Task description: Once you have read the records, write them out again exactly.

[Entries from a dataset of interfaces]

⟨

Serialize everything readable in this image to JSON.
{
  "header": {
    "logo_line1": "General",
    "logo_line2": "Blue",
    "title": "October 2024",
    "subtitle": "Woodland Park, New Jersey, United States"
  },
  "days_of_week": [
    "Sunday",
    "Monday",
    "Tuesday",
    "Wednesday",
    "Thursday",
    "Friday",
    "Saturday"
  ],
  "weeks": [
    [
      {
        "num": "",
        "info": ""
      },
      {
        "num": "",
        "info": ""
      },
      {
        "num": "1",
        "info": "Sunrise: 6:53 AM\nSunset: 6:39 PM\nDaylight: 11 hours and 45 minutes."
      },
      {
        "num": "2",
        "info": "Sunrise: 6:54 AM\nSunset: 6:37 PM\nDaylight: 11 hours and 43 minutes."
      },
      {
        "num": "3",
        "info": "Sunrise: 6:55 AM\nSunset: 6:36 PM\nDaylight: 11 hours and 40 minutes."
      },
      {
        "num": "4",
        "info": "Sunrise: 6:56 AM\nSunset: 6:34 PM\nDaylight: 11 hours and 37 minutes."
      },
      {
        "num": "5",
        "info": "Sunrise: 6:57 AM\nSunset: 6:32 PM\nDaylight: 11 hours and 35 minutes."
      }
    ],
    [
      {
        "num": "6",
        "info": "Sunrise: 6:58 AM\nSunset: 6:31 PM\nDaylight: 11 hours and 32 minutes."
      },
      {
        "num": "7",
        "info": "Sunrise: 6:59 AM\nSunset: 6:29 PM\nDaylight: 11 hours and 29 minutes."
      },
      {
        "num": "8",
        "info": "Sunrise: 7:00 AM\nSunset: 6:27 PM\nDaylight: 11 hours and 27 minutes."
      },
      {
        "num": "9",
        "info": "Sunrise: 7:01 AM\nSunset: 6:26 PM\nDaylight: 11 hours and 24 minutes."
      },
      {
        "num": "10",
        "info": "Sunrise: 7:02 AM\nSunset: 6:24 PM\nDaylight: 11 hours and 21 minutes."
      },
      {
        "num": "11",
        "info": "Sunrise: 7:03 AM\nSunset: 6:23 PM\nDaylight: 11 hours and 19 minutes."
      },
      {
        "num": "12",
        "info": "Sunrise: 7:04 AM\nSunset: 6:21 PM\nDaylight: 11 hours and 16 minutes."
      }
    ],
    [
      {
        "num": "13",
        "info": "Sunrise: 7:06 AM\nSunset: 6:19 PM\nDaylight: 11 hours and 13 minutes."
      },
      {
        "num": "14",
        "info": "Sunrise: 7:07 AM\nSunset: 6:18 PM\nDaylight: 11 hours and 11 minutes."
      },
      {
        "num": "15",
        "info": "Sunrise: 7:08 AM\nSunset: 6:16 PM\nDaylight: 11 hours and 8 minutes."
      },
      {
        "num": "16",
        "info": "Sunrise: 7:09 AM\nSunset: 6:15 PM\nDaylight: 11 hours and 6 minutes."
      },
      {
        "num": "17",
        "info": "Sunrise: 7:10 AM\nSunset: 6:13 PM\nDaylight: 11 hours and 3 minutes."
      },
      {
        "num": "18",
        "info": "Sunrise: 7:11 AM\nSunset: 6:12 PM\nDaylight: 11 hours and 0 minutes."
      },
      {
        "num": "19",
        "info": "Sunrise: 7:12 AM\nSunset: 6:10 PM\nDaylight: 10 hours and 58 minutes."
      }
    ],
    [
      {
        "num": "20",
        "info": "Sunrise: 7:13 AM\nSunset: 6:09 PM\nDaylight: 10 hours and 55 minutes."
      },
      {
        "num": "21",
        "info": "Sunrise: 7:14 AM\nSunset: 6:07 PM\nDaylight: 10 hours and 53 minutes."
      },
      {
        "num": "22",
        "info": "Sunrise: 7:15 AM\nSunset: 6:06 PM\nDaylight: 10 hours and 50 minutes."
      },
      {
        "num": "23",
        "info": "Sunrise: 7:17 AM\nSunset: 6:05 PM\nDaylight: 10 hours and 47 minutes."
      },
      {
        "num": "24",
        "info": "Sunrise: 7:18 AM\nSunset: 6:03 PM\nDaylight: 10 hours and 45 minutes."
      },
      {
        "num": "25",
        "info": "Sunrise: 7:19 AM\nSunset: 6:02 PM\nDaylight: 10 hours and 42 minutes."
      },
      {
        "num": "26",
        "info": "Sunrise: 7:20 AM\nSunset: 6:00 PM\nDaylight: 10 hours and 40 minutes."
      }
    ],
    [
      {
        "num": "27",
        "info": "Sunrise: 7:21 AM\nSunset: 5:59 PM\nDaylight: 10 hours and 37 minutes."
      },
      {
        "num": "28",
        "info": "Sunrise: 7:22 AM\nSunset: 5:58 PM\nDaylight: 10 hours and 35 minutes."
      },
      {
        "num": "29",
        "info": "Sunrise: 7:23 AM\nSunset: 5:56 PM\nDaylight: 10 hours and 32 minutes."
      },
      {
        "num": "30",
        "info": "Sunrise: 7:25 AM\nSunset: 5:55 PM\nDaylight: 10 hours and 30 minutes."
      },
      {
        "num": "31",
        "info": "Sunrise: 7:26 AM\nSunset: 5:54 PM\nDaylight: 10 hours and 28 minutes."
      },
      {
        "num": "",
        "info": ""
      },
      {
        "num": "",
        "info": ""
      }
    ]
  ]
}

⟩

Solution:
Serialize everything readable in this image to JSON.
{
  "header": {
    "logo_line1": "General",
    "logo_line2": "Blue",
    "title": "October 2024",
    "subtitle": "Woodland Park, New Jersey, United States"
  },
  "days_of_week": [
    "Sunday",
    "Monday",
    "Tuesday",
    "Wednesday",
    "Thursday",
    "Friday",
    "Saturday"
  ],
  "weeks": [
    [
      {
        "num": "",
        "info": ""
      },
      {
        "num": "",
        "info": ""
      },
      {
        "num": "1",
        "info": "Sunrise: 6:53 AM\nSunset: 6:39 PM\nDaylight: 11 hours and 45 minutes."
      },
      {
        "num": "2",
        "info": "Sunrise: 6:54 AM\nSunset: 6:37 PM\nDaylight: 11 hours and 43 minutes."
      },
      {
        "num": "3",
        "info": "Sunrise: 6:55 AM\nSunset: 6:36 PM\nDaylight: 11 hours and 40 minutes."
      },
      {
        "num": "4",
        "info": "Sunrise: 6:56 AM\nSunset: 6:34 PM\nDaylight: 11 hours and 37 minutes."
      },
      {
        "num": "5",
        "info": "Sunrise: 6:57 AM\nSunset: 6:32 PM\nDaylight: 11 hours and 35 minutes."
      }
    ],
    [
      {
        "num": "6",
        "info": "Sunrise: 6:58 AM\nSunset: 6:31 PM\nDaylight: 11 hours and 32 minutes."
      },
      {
        "num": "7",
        "info": "Sunrise: 6:59 AM\nSunset: 6:29 PM\nDaylight: 11 hours and 29 minutes."
      },
      {
        "num": "8",
        "info": "Sunrise: 7:00 AM\nSunset: 6:27 PM\nDaylight: 11 hours and 27 minutes."
      },
      {
        "num": "9",
        "info": "Sunrise: 7:01 AM\nSunset: 6:26 PM\nDaylight: 11 hours and 24 minutes."
      },
      {
        "num": "10",
        "info": "Sunrise: 7:02 AM\nSunset: 6:24 PM\nDaylight: 11 hours and 21 minutes."
      },
      {
        "num": "11",
        "info": "Sunrise: 7:03 AM\nSunset: 6:23 PM\nDaylight: 11 hours and 19 minutes."
      },
      {
        "num": "12",
        "info": "Sunrise: 7:04 AM\nSunset: 6:21 PM\nDaylight: 11 hours and 16 minutes."
      }
    ],
    [
      {
        "num": "13",
        "info": "Sunrise: 7:06 AM\nSunset: 6:19 PM\nDaylight: 11 hours and 13 minutes."
      },
      {
        "num": "14",
        "info": "Sunrise: 7:07 AM\nSunset: 6:18 PM\nDaylight: 11 hours and 11 minutes."
      },
      {
        "num": "15",
        "info": "Sunrise: 7:08 AM\nSunset: 6:16 PM\nDaylight: 11 hours and 8 minutes."
      },
      {
        "num": "16",
        "info": "Sunrise: 7:09 AM\nSunset: 6:15 PM\nDaylight: 11 hours and 6 minutes."
      },
      {
        "num": "17",
        "info": "Sunrise: 7:10 AM\nSunset: 6:13 PM\nDaylight: 11 hours and 3 minutes."
      },
      {
        "num": "18",
        "info": "Sunrise: 7:11 AM\nSunset: 6:12 PM\nDaylight: 11 hours and 0 minutes."
      },
      {
        "num": "19",
        "info": "Sunrise: 7:12 AM\nSunset: 6:10 PM\nDaylight: 10 hours and 58 minutes."
      }
    ],
    [
      {
        "num": "20",
        "info": "Sunrise: 7:13 AM\nSunset: 6:09 PM\nDaylight: 10 hours and 55 minutes."
      },
      {
        "num": "21",
        "info": "Sunrise: 7:14 AM\nSunset: 6:07 PM\nDaylight: 10 hours and 53 minutes."
      },
      {
        "num": "22",
        "info": "Sunrise: 7:15 AM\nSunset: 6:06 PM\nDaylight: 10 hours and 50 minutes."
      },
      {
        "num": "23",
        "info": "Sunrise: 7:17 AM\nSunset: 6:05 PM\nDaylight: 10 hours and 47 minutes."
      },
      {
        "num": "24",
        "info": "Sunrise: 7:18 AM\nSunset: 6:03 PM\nDaylight: 10 hours and 45 minutes."
      },
      {
        "num": "25",
        "info": "Sunrise: 7:19 AM\nSunset: 6:02 PM\nDaylight: 10 hours and 42 minutes."
      },
      {
        "num": "26",
        "info": "Sunrise: 7:20 AM\nSunset: 6:00 PM\nDaylight: 10 hours and 40 minutes."
      }
    ],
    [
      {
        "num": "27",
        "info": "Sunrise: 7:21 AM\nSunset: 5:59 PM\nDaylight: 10 hours and 37 minutes."
      },
      {
        "num": "28",
        "info": "Sunrise: 7:22 AM\nSunset: 5:58 PM\nDaylight: 10 hours and 35 minutes."
      },
      {
        "num": "29",
        "info": "Sunrise: 7:23 AM\nSunset: 5:56 PM\nDaylight: 10 hours and 32 minutes."
      },
      {
        "num": "30",
        "info": "Sunrise: 7:25 AM\nSunset: 5:55 PM\nDaylight: 10 hours and 30 minutes."
      },
      {
        "num": "31",
        "info": "Sunrise: 7:26 AM\nSunset: 5:54 PM\nDaylight: 10 hours and 28 minutes."
      },
      {
        "num": "",
        "info": ""
      },
      {
        "num": "",
        "info": ""
      }
    ]
  ]
}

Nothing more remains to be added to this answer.